* Work order *
Find and copy the lines in the records beneath this task that contain the word "link".

* Stored data entries *
+ + + + + + +

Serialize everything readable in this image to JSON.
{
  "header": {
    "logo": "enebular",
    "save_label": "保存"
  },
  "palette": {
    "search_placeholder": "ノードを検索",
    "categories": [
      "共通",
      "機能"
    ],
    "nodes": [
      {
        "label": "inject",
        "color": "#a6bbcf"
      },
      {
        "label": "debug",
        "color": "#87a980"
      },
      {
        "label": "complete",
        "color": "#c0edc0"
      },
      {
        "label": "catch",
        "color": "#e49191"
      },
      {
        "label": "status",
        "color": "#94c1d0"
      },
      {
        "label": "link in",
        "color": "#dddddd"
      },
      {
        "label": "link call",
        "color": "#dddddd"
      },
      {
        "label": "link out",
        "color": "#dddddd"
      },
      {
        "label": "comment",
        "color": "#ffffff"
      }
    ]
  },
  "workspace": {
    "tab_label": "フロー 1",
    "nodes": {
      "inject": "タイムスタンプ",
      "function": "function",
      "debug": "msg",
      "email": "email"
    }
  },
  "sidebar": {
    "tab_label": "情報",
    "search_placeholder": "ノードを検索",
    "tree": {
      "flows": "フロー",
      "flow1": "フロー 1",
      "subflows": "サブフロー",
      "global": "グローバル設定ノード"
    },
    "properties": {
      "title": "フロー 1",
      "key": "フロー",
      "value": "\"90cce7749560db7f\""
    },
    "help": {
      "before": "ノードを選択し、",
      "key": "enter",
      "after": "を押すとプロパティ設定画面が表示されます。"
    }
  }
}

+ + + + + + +

* Result *
        "label": "link in",
        "label": "link call",
        "label": "link out",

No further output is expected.